Tour de France Betting Predictions
by Trevor Whenham - 07/01/2009
The 2009 Tour de France gets underway this week, and for the first time since 2005 a lot of Americans will actually care. That was when Lance Armstrong retired after winning seven straight editions of the race. As you surely know by now, Armstrong has made his return to action, and with him he has brought some real drama and intrigue to this race.
One of the interesting features of the Tour de France is that the route changes every year, and the format is often tweaked as well. This year, the start of the race returns to Monaco for the first time in 45 years. The early format will also be different, with stage four being a team time trial. That obviously gives the stronger teams a big advantage, so Armstrong and his Astana compatriots are almost certain to gain an early edge here. After leaving Monaco the race will travel through Spain, and will make a stop in tiny Andorra as part of a punishing mountain stretch in the Pyrenees early in the second week. There will be three big climbing days in the Pyrenees, and the third features two classic climbs that should really thin out the pretenders.
After that, the tour features the typical alpine stages and grueling challenges, and it will offer a couple of particular challenges that will be worth watching. First, there will be a day that sees the racers start in Switzerland and pass through Italy on the way to France. The last several kilometers of the stage are straight down the backside of a pass. Tired racers plus steep slopes should make for some crazy wipeouts - especially if it rains. Finally, the second last stage should be absolutely brilliant. The last few stages have typically been a slow cruise through the flats - really just a victory lap for the winner. Now, though, the penultimate stage will feature a deadly climb up to the top of a mountain. It is very possible that the race won't be decided until that final climb. If it's close then we could really see a thrilling duel.
As you might expect, the story of the race centers around Armstrong and his Astana team. Armstrong is the second betting choice in the field at 4/1 (all odds are from Bodog). Ahead of him is teammate Aberto Contador at 11/10. Contador won the Tour in 2007, and is at the top of his game again.

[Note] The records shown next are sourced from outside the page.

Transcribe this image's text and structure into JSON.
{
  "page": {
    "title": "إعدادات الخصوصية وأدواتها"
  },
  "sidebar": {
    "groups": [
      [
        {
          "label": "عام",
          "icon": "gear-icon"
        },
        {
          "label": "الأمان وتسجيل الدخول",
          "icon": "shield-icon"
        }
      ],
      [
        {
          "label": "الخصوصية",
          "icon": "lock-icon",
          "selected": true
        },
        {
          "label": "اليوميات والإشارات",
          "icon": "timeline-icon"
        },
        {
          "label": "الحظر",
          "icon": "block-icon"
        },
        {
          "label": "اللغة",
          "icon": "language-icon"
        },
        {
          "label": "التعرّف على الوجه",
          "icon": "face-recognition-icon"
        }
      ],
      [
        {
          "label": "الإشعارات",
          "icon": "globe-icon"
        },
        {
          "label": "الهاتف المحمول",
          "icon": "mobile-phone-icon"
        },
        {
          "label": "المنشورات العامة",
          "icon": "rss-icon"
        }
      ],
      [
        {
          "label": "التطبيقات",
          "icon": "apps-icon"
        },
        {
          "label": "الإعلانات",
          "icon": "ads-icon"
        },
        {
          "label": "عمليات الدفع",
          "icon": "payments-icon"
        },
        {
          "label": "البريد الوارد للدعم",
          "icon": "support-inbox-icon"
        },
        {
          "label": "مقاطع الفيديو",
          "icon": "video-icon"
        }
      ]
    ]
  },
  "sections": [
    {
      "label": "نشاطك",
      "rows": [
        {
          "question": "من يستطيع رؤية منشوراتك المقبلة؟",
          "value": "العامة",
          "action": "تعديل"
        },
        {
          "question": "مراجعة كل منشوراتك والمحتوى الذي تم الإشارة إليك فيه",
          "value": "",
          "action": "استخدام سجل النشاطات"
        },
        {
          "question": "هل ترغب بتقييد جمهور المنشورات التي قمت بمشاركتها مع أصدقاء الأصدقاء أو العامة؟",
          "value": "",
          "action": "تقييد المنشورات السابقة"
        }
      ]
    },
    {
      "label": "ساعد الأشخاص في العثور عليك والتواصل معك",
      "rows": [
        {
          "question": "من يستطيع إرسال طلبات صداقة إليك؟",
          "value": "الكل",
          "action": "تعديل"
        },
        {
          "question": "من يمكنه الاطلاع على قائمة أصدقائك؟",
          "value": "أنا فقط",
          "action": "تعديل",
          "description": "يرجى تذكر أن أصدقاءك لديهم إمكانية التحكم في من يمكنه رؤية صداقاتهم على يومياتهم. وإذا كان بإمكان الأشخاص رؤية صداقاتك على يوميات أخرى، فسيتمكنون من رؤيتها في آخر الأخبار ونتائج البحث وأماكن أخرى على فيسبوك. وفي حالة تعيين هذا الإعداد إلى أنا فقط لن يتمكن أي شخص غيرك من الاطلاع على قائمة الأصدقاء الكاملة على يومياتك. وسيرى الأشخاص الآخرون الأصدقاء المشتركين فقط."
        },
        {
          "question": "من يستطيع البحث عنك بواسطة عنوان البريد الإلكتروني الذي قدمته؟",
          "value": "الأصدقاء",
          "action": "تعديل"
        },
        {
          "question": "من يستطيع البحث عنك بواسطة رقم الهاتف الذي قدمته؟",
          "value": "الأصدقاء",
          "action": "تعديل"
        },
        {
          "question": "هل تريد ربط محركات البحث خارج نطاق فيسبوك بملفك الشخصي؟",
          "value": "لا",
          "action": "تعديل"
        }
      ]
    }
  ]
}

You would think that having the two best riders in the race would be a huge advantage for Astana, and in some sports it would be. Cycle racing is much more of a team sport than it seems, though, and teams work best when they can unify behind one leader and do everything they possibly can to ensure that that leader is put in a position to win. The problem here is that that leader isn't clear, and the two top riders don't truly seem to like and trust each other. Contador has officially been named the leader of the team, and so he should be the one who will be given top priority.
Armstrong says that he is willing to ride support for Contador, but with one big condition - he'll only do it if the Spaniard seems likelier to win. In other words, Armstrong wants to win badly. Armstrong excels on punishing climbs, so this route sets up well for him as well. Add in four other teammates who have all finished in the Top 10 on the Tour and you have a very precarious group of egos.

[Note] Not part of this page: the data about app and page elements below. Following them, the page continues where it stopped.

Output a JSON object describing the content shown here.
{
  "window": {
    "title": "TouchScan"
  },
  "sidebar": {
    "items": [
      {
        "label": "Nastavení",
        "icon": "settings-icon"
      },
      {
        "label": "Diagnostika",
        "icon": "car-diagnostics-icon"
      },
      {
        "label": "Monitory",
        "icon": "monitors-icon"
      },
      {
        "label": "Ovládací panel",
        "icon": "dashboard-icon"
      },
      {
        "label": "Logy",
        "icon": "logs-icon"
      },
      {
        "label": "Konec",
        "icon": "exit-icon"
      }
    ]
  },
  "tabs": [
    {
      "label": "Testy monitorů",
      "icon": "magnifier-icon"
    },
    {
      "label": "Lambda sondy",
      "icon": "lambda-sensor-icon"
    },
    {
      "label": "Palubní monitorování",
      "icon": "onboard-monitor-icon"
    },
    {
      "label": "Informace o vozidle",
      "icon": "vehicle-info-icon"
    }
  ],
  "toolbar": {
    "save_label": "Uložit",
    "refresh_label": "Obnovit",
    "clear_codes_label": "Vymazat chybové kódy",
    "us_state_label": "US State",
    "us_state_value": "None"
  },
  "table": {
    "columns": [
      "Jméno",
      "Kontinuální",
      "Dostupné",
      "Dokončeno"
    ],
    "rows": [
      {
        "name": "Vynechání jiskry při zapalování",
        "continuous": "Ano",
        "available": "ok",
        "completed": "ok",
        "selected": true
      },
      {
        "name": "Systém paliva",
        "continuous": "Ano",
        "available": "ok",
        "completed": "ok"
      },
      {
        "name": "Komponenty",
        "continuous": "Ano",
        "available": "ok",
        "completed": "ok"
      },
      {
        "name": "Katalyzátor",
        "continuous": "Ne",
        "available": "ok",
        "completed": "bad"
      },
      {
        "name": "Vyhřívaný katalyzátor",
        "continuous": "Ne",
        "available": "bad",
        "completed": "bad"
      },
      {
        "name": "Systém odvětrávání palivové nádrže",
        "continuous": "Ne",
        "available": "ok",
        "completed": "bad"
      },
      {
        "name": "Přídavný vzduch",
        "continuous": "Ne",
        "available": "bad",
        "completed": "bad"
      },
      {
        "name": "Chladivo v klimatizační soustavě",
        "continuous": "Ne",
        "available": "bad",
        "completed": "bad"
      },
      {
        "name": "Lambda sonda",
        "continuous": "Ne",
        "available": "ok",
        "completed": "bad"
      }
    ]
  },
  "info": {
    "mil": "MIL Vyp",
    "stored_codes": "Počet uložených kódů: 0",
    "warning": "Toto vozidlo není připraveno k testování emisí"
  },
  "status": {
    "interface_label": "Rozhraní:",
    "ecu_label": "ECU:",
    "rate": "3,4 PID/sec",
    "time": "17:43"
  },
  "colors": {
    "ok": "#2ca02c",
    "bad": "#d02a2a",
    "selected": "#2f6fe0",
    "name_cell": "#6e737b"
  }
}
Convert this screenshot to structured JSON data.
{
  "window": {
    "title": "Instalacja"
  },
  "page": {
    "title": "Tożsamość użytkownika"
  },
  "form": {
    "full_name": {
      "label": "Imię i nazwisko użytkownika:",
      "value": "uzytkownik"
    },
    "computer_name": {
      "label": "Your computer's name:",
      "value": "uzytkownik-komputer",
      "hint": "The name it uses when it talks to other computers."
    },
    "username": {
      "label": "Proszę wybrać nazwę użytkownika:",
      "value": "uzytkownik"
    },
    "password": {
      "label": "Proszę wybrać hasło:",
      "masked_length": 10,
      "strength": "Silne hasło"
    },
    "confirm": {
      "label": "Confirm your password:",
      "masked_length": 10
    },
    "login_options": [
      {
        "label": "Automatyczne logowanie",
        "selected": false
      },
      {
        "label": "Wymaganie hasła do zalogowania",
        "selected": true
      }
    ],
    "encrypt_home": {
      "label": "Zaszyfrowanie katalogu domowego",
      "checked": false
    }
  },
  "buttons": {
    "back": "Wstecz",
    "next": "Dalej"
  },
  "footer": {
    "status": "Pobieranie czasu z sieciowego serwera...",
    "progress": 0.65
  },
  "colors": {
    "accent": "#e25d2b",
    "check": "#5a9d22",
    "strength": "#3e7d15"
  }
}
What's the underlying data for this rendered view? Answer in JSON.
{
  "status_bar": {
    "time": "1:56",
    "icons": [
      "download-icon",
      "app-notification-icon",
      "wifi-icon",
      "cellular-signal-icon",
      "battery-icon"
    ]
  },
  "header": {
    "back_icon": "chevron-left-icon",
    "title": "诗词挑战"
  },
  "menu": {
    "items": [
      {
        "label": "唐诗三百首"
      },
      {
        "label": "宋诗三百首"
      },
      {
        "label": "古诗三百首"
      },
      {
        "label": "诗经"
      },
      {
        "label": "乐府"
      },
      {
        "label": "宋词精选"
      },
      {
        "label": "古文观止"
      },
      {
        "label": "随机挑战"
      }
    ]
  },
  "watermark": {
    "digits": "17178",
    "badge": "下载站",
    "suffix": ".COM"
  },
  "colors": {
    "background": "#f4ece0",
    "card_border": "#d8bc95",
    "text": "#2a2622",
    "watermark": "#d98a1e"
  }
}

It will go one of two ways for Astana - they will either amaze us with their dominance, or it will all explode in a messy pile of rubble. Because of that uncertainty it's hard to bet on either of the favorites. Armstrong may not get the chance to justify his price, and he may not still have it in him even if he does, and the team issues rob Contador of real value even though he is a very legitimate favorite. Despite that, I firmly believe that Astana has the race in their hands and will be able to determine whether they win it, or if someone else will.
Contador and Armstrong are the most prominent contenders, but they are far from the only ones. Andy Schleck (7/1) leads the Saxo Bank team along with his brother Frank. He was 12th last year and has shown tremendous form this year, so he is a legitimate contender. Like Astana, Saxo Bank is stacked with talent and will have to find a way to keep egos in check and work as a team. Cadel Evans (9/1) is a sprint specialist who obviously has a feel for this race - he has finished second each of the last two years. His team has been hit hard by scandal though, so he will essentially have to win it alone. I wouldn't bet on that happening. Denis Menchov (14/1) is a climbing savant who will be well suited to this course. Unlike the other top contenders, Menchov is backed by a solid team that is singularly committed to seeing Menchov succeed. At this price he offers reasonable value. Carlos Sastre (18/1) is the defending champion, but Contador wasn't in the race last year, and it seems hard to imagine Sastre finding the form to win again.